Horses are beautiful, stoic creatures to which many people are understandably drawn. However, they can also, by virtue of their size and nature, be very dangerous animals. In some cases, contact with horses or involvement in equestrian activities can result in serious injury or death - even in a fairly organized setting.
Succeeding on a claim of liability for horse-related injuries in North Carolina is difficult because of the provisions in Chapter 99E of the North Carolina General Statutes. This is also sometimes referred to as the "Equine and Farm Animal Activity Liability Act."
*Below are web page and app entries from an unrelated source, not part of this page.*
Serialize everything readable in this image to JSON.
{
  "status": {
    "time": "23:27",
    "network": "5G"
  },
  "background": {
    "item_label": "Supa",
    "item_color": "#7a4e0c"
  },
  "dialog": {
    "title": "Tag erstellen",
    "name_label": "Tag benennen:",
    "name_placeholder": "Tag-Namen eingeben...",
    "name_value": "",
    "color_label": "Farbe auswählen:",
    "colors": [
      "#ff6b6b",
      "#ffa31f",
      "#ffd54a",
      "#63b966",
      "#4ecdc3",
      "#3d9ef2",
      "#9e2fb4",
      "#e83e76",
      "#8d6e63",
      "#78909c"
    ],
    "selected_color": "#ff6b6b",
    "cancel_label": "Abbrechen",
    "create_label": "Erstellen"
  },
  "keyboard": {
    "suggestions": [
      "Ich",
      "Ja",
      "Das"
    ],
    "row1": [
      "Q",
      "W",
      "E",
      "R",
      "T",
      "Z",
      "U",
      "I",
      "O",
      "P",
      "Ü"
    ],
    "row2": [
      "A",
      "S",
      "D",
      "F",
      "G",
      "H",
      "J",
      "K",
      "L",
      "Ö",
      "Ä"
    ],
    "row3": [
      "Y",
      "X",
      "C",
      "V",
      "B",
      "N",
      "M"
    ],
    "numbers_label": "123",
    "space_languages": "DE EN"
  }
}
Basically, the law states owners and sponsors of activities can't be held liable for injury or death of a participant that results from the inherent risks of horse-related activities. Inherent risks are defined as dangers or conditions deemed an integral part of engaging in equine activity. So if a horse is startled by a sudden movement, sound or activity and kicks you, resulting in injury, that may not be compensable because horses are known to behave unpredictably to such stimuli, so it would be considered an inherent risk.